They were also granted the freedom to go outside P&G’s agency roster when needed. P&G Ventures works with an agency purchasing organization to find the right marketing partner for projects, but sometimes needs to work with startup-focused agencies outside of that roster.
In contrast, small DTC brands pick tech that’s suited to their own size, not an enterprise.
“DTC companies are more natively aware of data, new marketing and creative channels and new ways of doing things,” Whitcroft said.
The disruption challenge
Legacy companies launching DTC brands risk disrupting themselves and threatening their core business.
That’s why there aren’t many examples of build-your-own DTC brands today.
Mattresses are a prime example. Casper recognized that buying mattresses in stores was a horrible customer experience, and sold customers a cheaper product online. The biggest mattress companies couldn’t do the same without undercutting their margins or upsetting retail partners. So Serta Simmons merged with Tuft & Needle, and Mattress Firm filed for bankruptcy – and now sells Purple mattresses in store.
“At what point can a legacy brand walk away from their existing revenue and focus on new channels, when they have a vested interest in maintaining higher prices for their customer base?” Whitcroft said. Samsonite, for example, could devalue all its products if it launched a DTC competitor to Away, he said.
Disruption also explains why retailers like Target and Walmart have enthusiastically embraced DTC brands. Unlike product manufacturers, brick-and-mortar retailers have already struggled through 20 years of disruption by ecommerce. “They’ve had to think about how to exist digitally for a longer period of time,” Red Antler’s Osborne said.
Ideally, DTCs created by large enterprises will grow into their next billion-dollar brands. If that happens, they’ll need distribution methods, like an in-store strategy, and marketing support similar to the enterprise’s legacy brands.
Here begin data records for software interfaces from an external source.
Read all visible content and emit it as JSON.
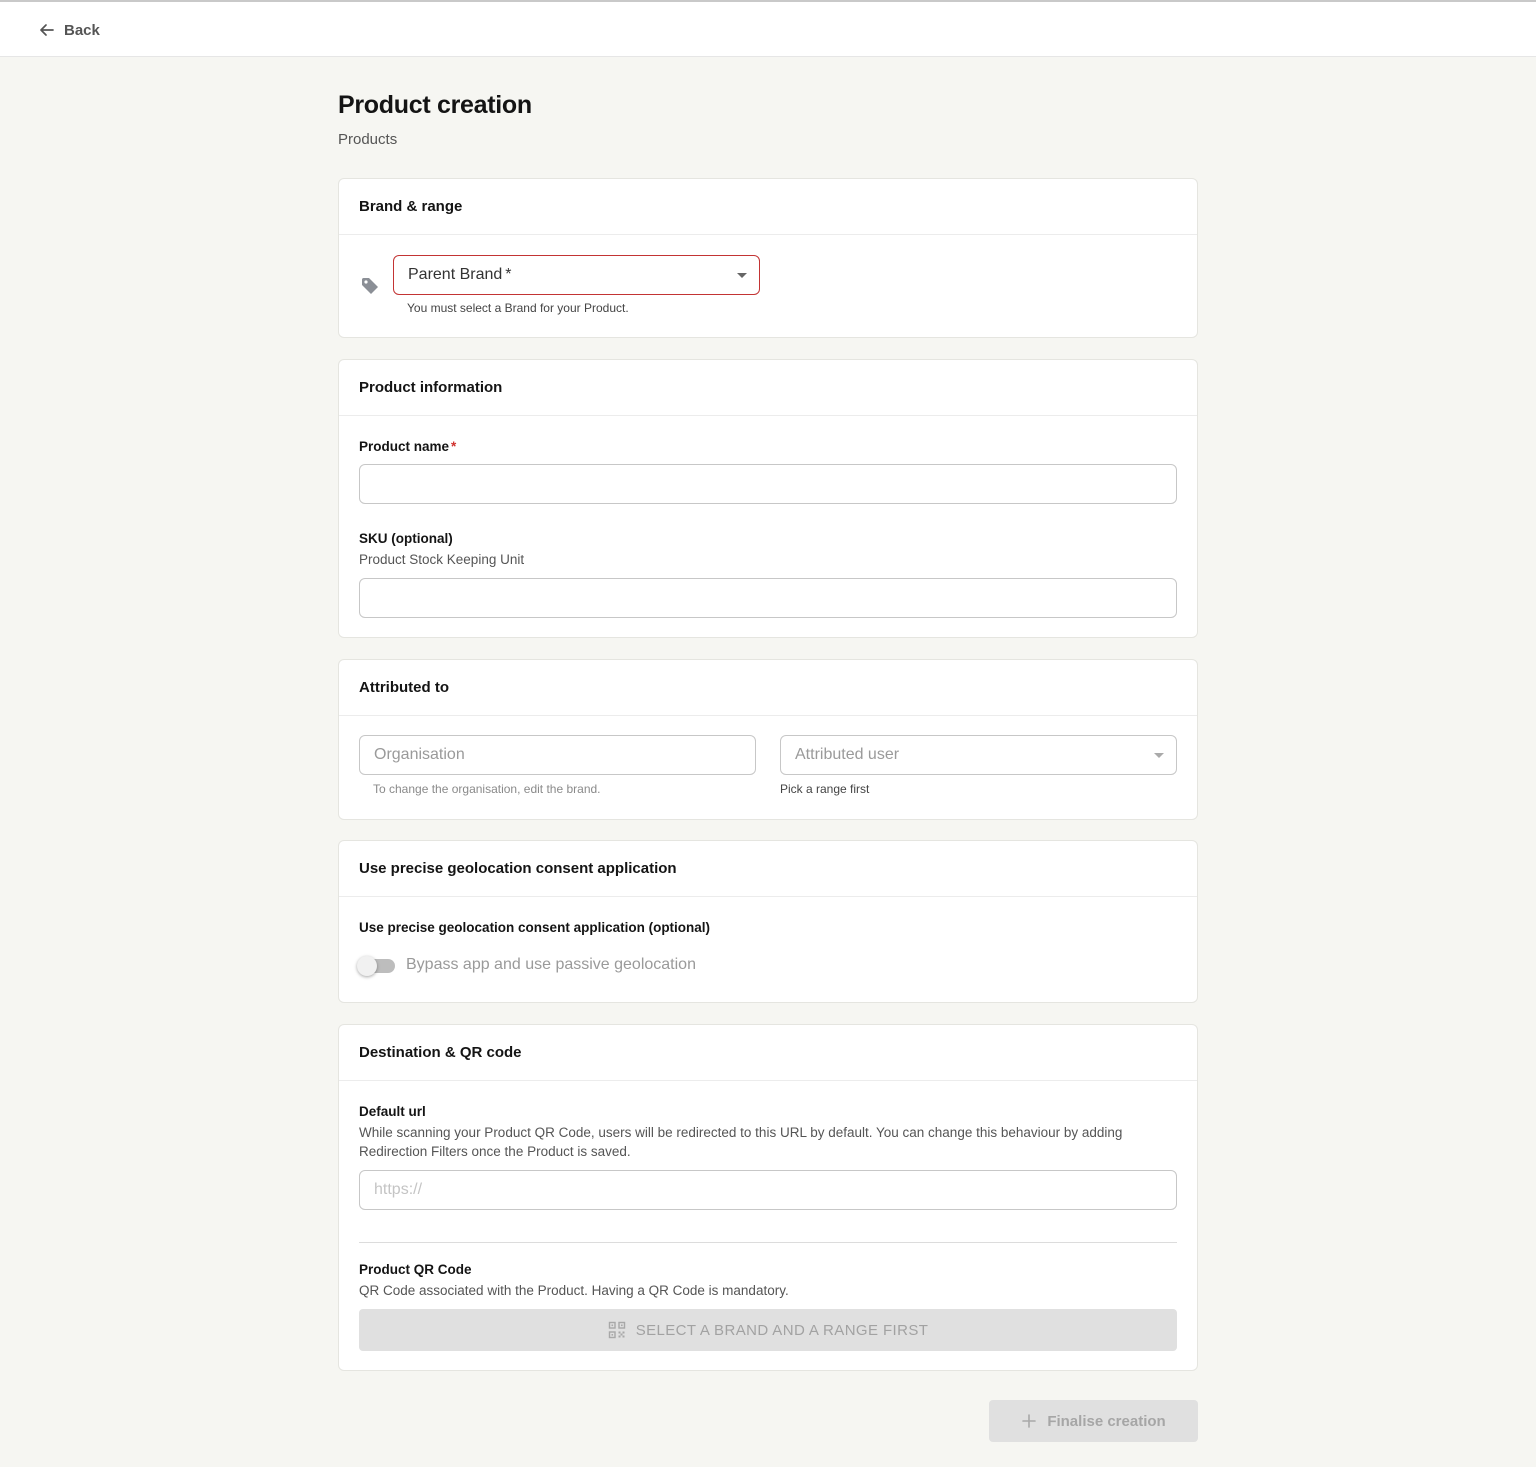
{
  "topbar": {
    "back_label": "Back"
  },
  "header": {
    "title": "Product creation",
    "subtitle": "Products"
  },
  "brand_range": {
    "heading": "Brand & range",
    "parent_brand_label": "Parent Brand",
    "parent_brand_required_mark": "*",
    "error_text": "You must select a Brand for your Product."
  },
  "product_info": {
    "heading": "Product information",
    "name_label": "Product name",
    "name_required_mark": "*",
    "name_value": "",
    "sku_label": "SKU (optional)",
    "sku_help": "Product Stock Keeping Unit",
    "sku_value": ""
  },
  "attributed": {
    "heading": "Attributed to",
    "organisation_placeholder": "Organisation",
    "organisation_help": "To change the organisation, edit the brand.",
    "user_placeholder": "Attributed user",
    "user_help": "Pick a range first"
  },
  "geolocation": {
    "heading": "Use precise geolocation consent application",
    "field_label": "Use precise geolocation consent application (optional)",
    "toggle_label": "Bypass app and use passive geolocation",
    "toggle_on": false
  },
  "destination": {
    "heading": "Destination & QR code",
    "url_label": "Default url",
    "url_help_line1": "While scanning your Product QR Code, users will be redirected to this URL by default. You can change this behaviour by adding",
    "url_help_line2": "Redirection Filters once the Product is saved.",
    "url_placeholder": "https://",
    "qr_label": "Product QR Code",
    "qr_help": "QR Code associated with the Product. Having a QR Code is mandatory.",
    "qr_button_label": "SELECT A BRAND AND A RANGE FIRST"
  },
  "footer": {
    "finalise_label": "Finalise creation"
  },
  "icons": {
    "back": "arrow-left-icon",
    "tag": "tag-icon",
    "qr": "qr-code-icon",
    "plus": "plus-icon"
  },
  "colors": {
    "error": "#c33434",
    "required": "#d0312d",
    "background": "#f6f6f2",
    "disabled_button": "#e0e0e0"
  }
}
At that next growth point, the parent company’s resources become a critical advantage.
“Digitally native brands hit a ceiling, where in order to grow you need to have channel retail partners,” Purple’s Megibow said. “That’s why Harry’s, Quip and Casper went into Target.”
Purple, for example, only sells half of its mattresses online today, making it look similar to a traditional business. Being a digitally native vertical brand made that initial growth stage happen at hyperspeed. “Digital allows us to achieve reach and penetration much faster than we could have through a traditional model,” Megibow said.
The Instagram-and-influencer marketing used by DTC brands only works to a point. Once they grow enough to start advertising on TV, they pay much more for media than a massive buyer like P&G would. In-house DTCs will get through this stage with fewer growing pains that a startup figuring out mass marketing for the first time.
But the big companies need to get to that point first. Many fail. Even would-be unicorns look like rounding errors for the first few years (or more) that they appear on a big company’s balance sheet.
To help evaluate success, P&G Ventures created benchmarks with clear milestones about where a startup should be at the three, five, seven and 10-year marks, Thaman said.
After all, P&G is 181 years old, an argument for patience and perseverance as the company – and its peers – prepare for a future when DTC-launched brands join the billion-dollar brands of today.